The park has existed since June 14, 1946, when the Long Island State Park Commission “granted to the village an easement for park and highway purposes of a parcel of land containing approximately 17.5 acres.”
Three years later, on March 28, 1949, “the Commission granted to the School Board an easement of a parcel of land containing approximately 9.396 acres for playground and athletic purposes, said parcel being east of and immediately adjacent to the parcel granted by the Commission to the said village.” This description is in a June 18, 1949, commission document that adjusted the boundaries of the school parcel slightly.
The April 14, 1949, issue of the Freeport Leader announced in a headline, “F.H.S. Gets Field Of Nine Acres For Its Exclusive Use.”
John Gross, counsel for the Freeport Public Schools, said the easement is an enforceable agreement similar to a lease, which owners cannot void at will. Furthermore, Gross said, any conveyance of the school district’s easement to Amazon would require a vote from school district residents.
Colton, however, said the village can revoke the easement because it took ownership of the property from New York City in 1971.
The Long Island State Park Commission was abolished in 1977. Its parks were taken over by the New York State Office of Parks, Recreation and Historic Preservation and its parkways by the New York State Department of Transportation.
Colton said the easement document on which the district relies “was reviewed by our attorneys. . . . [who] said that, no, the document they had is not a legally binding document on the village.
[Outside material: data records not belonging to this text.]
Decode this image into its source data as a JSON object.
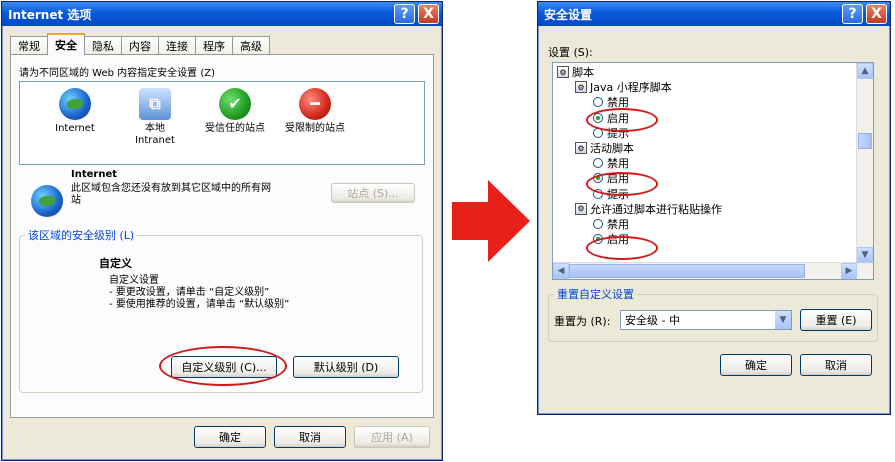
{
  "left_dialog": {
    "title": "Internet 选项",
    "help_label": "?",
    "close_label": "X",
    "tabs": [
      "常规",
      "安全",
      "隐私",
      "内容",
      "连接",
      "程序",
      "高级"
    ],
    "zone_prompt": "请为不同区域的 Web 内容指定安全设置 (Z)",
    "zones": [
      {
        "label": "Internet",
        "icon": "globe-icon"
      },
      {
        "label": "本地\nIntranet",
        "icon": "computer-network-icon"
      },
      {
        "label": "受信任的站点",
        "icon": "checkmark-icon"
      },
      {
        "label": "受限制的站点",
        "icon": "restricted-icon"
      }
    ],
    "selected_zone": {
      "name": "Internet",
      "description": "此区域包含您还没有放到其它区域中的所有网站"
    },
    "sites_button": "站点 (S)...",
    "security_level_label": "该区域的安全级别 (L)",
    "custom_title": "自定义",
    "custom_line1": "自定义设置",
    "custom_line2": "- 要更改设置，请单击 “自定义级别”",
    "custom_line3": "- 要使用推荐的设置，请单击 “默认级别”",
    "custom_level_button": "自定义级别 (C)...",
    "default_level_button": "默认级别 (D)",
    "ok_button": "确定",
    "cancel_button": "取消",
    "apply_button": "应用 (A)"
  },
  "right_dialog": {
    "title": "安全设置",
    "help_label": "?",
    "close_label": "X",
    "settings_label": "设置 (S):",
    "tree": [
      {
        "type": "folder",
        "label": "脚本",
        "indent": 0
      },
      {
        "type": "folder",
        "label": "Java 小程序脚本",
        "indent": 1
      },
      {
        "type": "radio",
        "label": "禁用",
        "checked": false,
        "indent": 2
      },
      {
        "type": "radio",
        "label": "启用",
        "checked": true,
        "indent": 2
      },
      {
        "type": "radio",
        "label": "提示",
        "checked": false,
        "indent": 2
      },
      {
        "type": "folder",
        "label": "活动脚本",
        "indent": 1
      },
      {
        "type": "radio",
        "label": "禁用",
        "checked": false,
        "indent": 2
      },
      {
        "type": "radio",
        "label": "启用",
        "checked": true,
        "indent": 2
      },
      {
        "type": "radio",
        "label": "提示",
        "checked": false,
        "indent": 2
      },
      {
        "type": "folder",
        "label": "允许通过脚本进行粘贴操作",
        "indent": 1
      },
      {
        "type": "radio",
        "label": "禁用",
        "checked": false,
        "indent": 2
      },
      {
        "type": "radio",
        "label": "启用",
        "checked": true,
        "indent": 2
      }
    ],
    "reset_group_label": "重置自定义设置",
    "reset_to_label": "重置为 (R):",
    "reset_select_value": "安全级 - 中",
    "reset_button": "重置 (E)",
    "ok_button": "确定",
    "cancel_button": "取消"
  },
  "arrow_color": "#e8201a"
}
The property does belong to the village, free and clear, and if anything there is a license on the property the village can revoke.”
That is, the village takes the position that authority for the easement was transferred to the village along with ownership, so use of the easement is by permission from the village to the school district, and can be revoked by the village.
Both sides cite case law to support their positions, though Gross said that even more important than case law were the many documents of deeds, indentures, and correspondence showing that the easement has remained alive and well throughout the 72 years since it was established.
A property-tax boon?
To explain why the village government might want to sell the Cleveland Avenue parkland to Amazon, Mayor Robert Kennedy has repeatedly stated the new warehouse would create more than 300 jobs, Amazon would turn land that is currently tax-exempt into land that would generate so much money in taxes that it would reduce resident property taxes by 20 percent, and the loss of the dedicated athletic field would be compensated by the renovation of Cow Meadow Park on the village’s southern border.
Cow Meadow Park was owned by Nassau County until two weeks ago, when the New York State Legislature approved transfer of ownership to the Village of Freeport, and Gov. Kathy Hochul signed the transfer into law.
The village plans to overhaul Cow Meadow and allow use of its 30 acres to the school district.
“Three turf fields, basketball courts that they don’t have, we’re giving them. Handball courts, we’re giving them,” Colton said. “We’re going to turn this into a state-of-the-art athletic facility for all residents of the village, all residents of the state, and we’re going to give the district first right of refusal to go onto the property.”
The “right of refusal” does not reassure the school district’s legal counsel. Gross said “first right of refusal” is not legally enforceable, so it is not equal to the current easement.
"It is very troubling that the village has apparently decided to attack the school district's legal rights and jeopardize students' access to athletic facilities simply because they are negotiating a development deal," Gross said.
Gross also said the deal with Amazon has not yet taken place, so any talk of lowering property taxes cannot be verified because there is no deal to be examined.
In early October, the village mounted a $45 million lawsuit against the school district, saying the district was preventing the Amazon deal, causing a loss to the village. But a posting on the district website states that the district has not taken a position regarding development of Cleveland Avenue, and “remains willing to facilitate environmental inspections at the property, provided our interests are protected and the health and safety of our students preserved.”
Both village and district governments encourage inquiries from Freeport residents regarding the dispute. The Freeport Herald will follow the story as it develops.